Dr. Andrew Jeremijenko, an epidemiologist formerly with NAMRU2's influenza surveillance unit in Indonesia, remains concerned about the Indonesian government's inability to conduct needed investigations. He points out that the Indonesians have not been able to match an H5N1 virus in animals with the virus in the patients in any case to date. Thus the source of all the cases remains unknown. Moreover, in the latest cluster in north Sumatra two of the patients were allowed out of the hospital into the general population until they were too sick and readmitted. As an example of vigorous containment this is obviously defective.

Jeremijenko wants animal viruses as well as human viruses sent to CDC and WHO for sequencing, but so far the Indonesians have not allowed this. He observes the rather sparse offering of bird and other animal viruses available from Indonesia are not from the same geographic areas as the human cases. It is also important the sequencing of the human viruses be done promptly and the sequences released (WHO and CDC take note!).

NAMRU2 remains active in isolating, identifying and sending the human viruses to CDC. They are the only functioning influenza surveillance program in the country, but are not invited on field investigations. All international scientists in Indonesia are "walking on eggshells" lest the Indonesian government further obstruct their activities. While WHO and CDC epidemiologists are now there and reportedly engaged in investigating the large family cluster in north Sumatra island, my other in-country sources say they are not being allowed into the village.

So what to do about Indonesia? It appears the Indonesian government has to be handled with kid gloves. Whatever it takes. An international spotlight on them wouldn't hurt, however. While we don't want them digging in their heels because of high handed demands by outsiders, we do want them to feel the pressure of the international community.

Two things are now quite clear. (1) The bird flu situation in Indonesia is serious and better scientific information is urgently needed but it collection is being obstructed by the Indonesian government. (2) The Indonesian authorities are not competent to handle this.

This is no longer a matter that can be made subordinate to national pride, diplomatic pique or a habit of passive aggression by bureaucrats. The Indonesians need to feel the heat of the international community because their behavior is a danger to their own people and to everyone else.
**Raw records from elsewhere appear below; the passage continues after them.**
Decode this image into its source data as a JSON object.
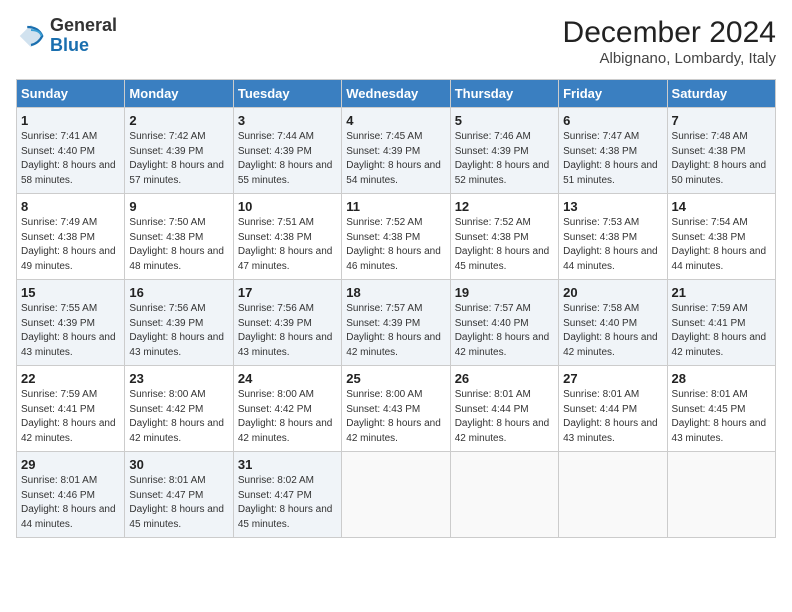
{
  "logo": {
    "general": "General",
    "blue": "Blue"
  },
  "title": "December 2024",
  "location": "Albignano, Lombardy, Italy",
  "days_of_week": [
    "Sunday",
    "Monday",
    "Tuesday",
    "Wednesday",
    "Thursday",
    "Friday",
    "Saturday"
  ],
  "weeks": [
    [
      {
        "day": "1",
        "sunrise": "Sunrise: 7:41 AM",
        "sunset": "Sunset: 4:40 PM",
        "daylight": "Daylight: 8 hours and 58 minutes."
      },
      {
        "day": "2",
        "sunrise": "Sunrise: 7:42 AM",
        "sunset": "Sunset: 4:39 PM",
        "daylight": "Daylight: 8 hours and 57 minutes."
      },
      {
        "day": "3",
        "sunrise": "Sunrise: 7:44 AM",
        "sunset": "Sunset: 4:39 PM",
        "daylight": "Daylight: 8 hours and 55 minutes."
      },
      {
        "day": "4",
        "sunrise": "Sunrise: 7:45 AM",
        "sunset": "Sunset: 4:39 PM",
        "daylight": "Daylight: 8 hours and 54 minutes."
      },
      {
        "day": "5",
        "sunrise": "Sunrise: 7:46 AM",
        "sunset": "Sunset: 4:39 PM",
        "daylight": "Daylight: 8 hours and 52 minutes."
      },
      {
        "day": "6",
        "sunrise": "Sunrise: 7:47 AM",
        "sunset": "Sunset: 4:38 PM",
        "daylight": "Daylight: 8 hours and 51 minutes."
      },
      {
        "day": "7",
        "sunrise": "Sunrise: 7:48 AM",
        "sunset": "Sunset: 4:38 PM",
        "daylight": "Daylight: 8 hours and 50 minutes."
      }
    ],
    [
      {
        "day": "8",
        "sunrise": "Sunrise: 7:49 AM",
        "sunset": "Sunset: 4:38 PM",
        "daylight": "Daylight: 8 hours and 49 minutes."
      },
      {
        "day": "9",
        "sunrise": "Sunrise: 7:50 AM",
        "sunset": "Sunset: 4:38 PM",
        "daylight": "Daylight: 8 hours and 48 minutes."
      },
      {
        "day": "10",
        "sunrise": "Sunrise: 7:51 AM",
        "sunset": "Sunset: 4:38 PM",
        "daylight": "Daylight: 8 hours and 47 minutes."
      },
      {
        "day": "11",
        "sunrise": "Sunrise: 7:52 AM",
        "sunset": "Sunset: 4:38 PM",
        "daylight": "Daylight: 8 hours and 46 minutes."
      },
      {
        "day": "12",
        "sunrise": "Sunrise: 7:52 AM",
        "sunset": "Sunset: 4:38 PM",
        "daylight": "Daylight: 8 hours and 45 minutes."
      },
      {
        "day": "13",
        "sunrise": "Sunrise: 7:53 AM",
        "sunset": "Sunset: 4:38 PM",
        "daylight": "Daylight: 8 hours and 44 minutes."
      },
      {
        "day": "14",
        "sunrise": "Sunrise: 7:54 AM",
        "sunset": "Sunset: 4:38 PM",
        "daylight": "Daylight: 8 hours and 44 minutes."
      }
    ],
    [
      {
        "day": "15",
        "sunrise": "Sunrise: 7:55 AM",
        "sunset": "Sunset: 4:39 PM",
        "daylight": "Daylight: 8 hours and 43 minutes."
      },
      {
        "day": "16",
        "sunrise": "Sunrise: 7:56 AM",
        "sunset": "Sunset: 4:39 PM",
        "daylight": "Daylight: 8 hours and 43 minutes."
      },
      {
        "day": "17",
        "sunrise": "Sunrise: 7:56 AM",
        "sunset": "Sunset: 4:39 PM",
        "daylight": "Daylight: 8 hours and 43 minutes."
      },
      {
        "day": "18",
        "sunrise": "Sunrise: 7:57 AM",
        "sunset": "Sunset: 4:39 PM",
        "daylight": "Daylight: 8 hours and 42 minutes."
      },
      {
        "day": "19",
        "sunrise": "Sunrise: 7:57 AM",
        "sunset": "Sunset: 4:40 PM",
        "daylight": "Daylight: 8 hours and 42 minutes."
      },
      {
        "day": "20",
        "sunrise": "Sunrise: 7:58 AM",
        "sunset": "Sunset: 4:40 PM",
        "daylight": "Daylight: 8 hours and 42 minutes."
      },
      {
        "day": "21",
        "sunrise": "Sunrise: 7:59 AM",
        "sunset": "Sunset: 4:41 PM",
        "daylight": "Daylight: 8 hours and 42 minutes."
      }
    ],
    [
      {
        "day": "22",
        "sunrise": "Sunrise: 7:59 AM",
        "sunset": "Sunset: 4:41 PM",
        "daylight": "Daylight: 8 hours and 42 minutes."
      },
      {
        "day": "23",
        "sunrise": "Sunrise: 8:00 AM",
        "sunset": "Sunset: 4:42 PM",
        "daylight": "Daylight: 8 hours and 42 minutes."
      },
      {
        "day": "24",
        "sunrise": "Sunrise: 8:00 AM",
        "sunset": "Sunset: 4:42 PM",
        "daylight": "Daylight: 8 hours and 42 minutes."
      },
      {
        "day": "25",
        "sunrise": "Sunrise: 8:00 AM",
        "sunset": "Sunset: 4:43 PM",
        "daylight": "Daylight: 8 hours and 42 minutes."
      },
      {
        "day": "26",
        "sunrise": "Sunrise: 8:01 AM",
        "sunset": "Sunset: 4:44 PM",
        "daylight": "Daylight: 8 hours and 42 minutes."
      },
      {
        "day": "27",
        "sunrise": "Sunrise: 8:01 AM",
        "sunset": "Sunset: 4:44 PM",
        "daylight": "Daylight: 8 hours and 43 minutes."
      },
      {
        "day": "28",
        "sunrise": "Sunrise: 8:01 AM",
        "sunset": "Sunset: 4:45 PM",
        "daylight": "Daylight: 8 hours and 43 minutes."
      }
    ],
    [
      {
        "day": "29",
        "sunrise": "Sunrise: 8:01 AM",
        "sunset": "Sunset: 4:46 PM",
        "daylight": "Daylight: 8 hours and 44 minutes."
      },
      {
        "day": "30",
        "sunrise": "Sunrise: 8:01 AM",
        "sunset": "Sunset: 4:47 PM",
        "daylight": "Daylight: 8 hours and 45 minutes."
      },
      {
        "day": "31",
        "sunrise": "Sunrise: 8:02 AM",
        "sunset": "Sunset: 4:47 PM",
        "daylight": "Daylight: 8 hours and 45 minutes."
      },
      null,
      null,
      null,
      null
    ]
  ]
}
Many countries have been overwhelmed by the bird flu crisis and have thrown their doors open to international experts. Time for Indonesia to do likewise and act as a responsible and civilized member of the community of nations.
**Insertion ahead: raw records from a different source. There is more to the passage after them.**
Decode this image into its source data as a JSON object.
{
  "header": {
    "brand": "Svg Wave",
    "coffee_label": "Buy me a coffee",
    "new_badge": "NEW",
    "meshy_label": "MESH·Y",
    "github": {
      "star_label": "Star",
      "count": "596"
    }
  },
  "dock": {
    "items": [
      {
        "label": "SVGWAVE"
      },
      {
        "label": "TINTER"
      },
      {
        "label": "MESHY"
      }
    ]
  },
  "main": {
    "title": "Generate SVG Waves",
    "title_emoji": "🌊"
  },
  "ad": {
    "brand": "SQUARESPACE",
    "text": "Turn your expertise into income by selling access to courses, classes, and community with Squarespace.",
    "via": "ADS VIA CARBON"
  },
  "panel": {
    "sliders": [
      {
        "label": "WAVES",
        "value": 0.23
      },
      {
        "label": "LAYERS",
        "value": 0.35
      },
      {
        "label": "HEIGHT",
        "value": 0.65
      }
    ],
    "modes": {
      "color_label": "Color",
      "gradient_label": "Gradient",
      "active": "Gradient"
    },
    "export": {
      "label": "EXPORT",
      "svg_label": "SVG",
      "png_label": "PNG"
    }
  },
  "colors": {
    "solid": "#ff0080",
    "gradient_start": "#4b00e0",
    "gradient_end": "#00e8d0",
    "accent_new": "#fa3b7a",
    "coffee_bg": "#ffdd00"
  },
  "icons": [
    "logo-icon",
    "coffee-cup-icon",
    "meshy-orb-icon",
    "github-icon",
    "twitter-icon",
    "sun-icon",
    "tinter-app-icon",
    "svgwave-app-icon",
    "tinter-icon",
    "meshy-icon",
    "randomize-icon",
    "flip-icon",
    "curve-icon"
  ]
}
While the bird flu pot bubbles and threatens to boil over in Indonesia, there is no one in the kitchen.

Update, 5/19/06, 9:30 am EDST: A news conference called by Indonesian authorities to discuss the pig serology has just been canceled. Rumor on the ground is that the results showing antibodies in pigs are incorrect, or at least in serious question.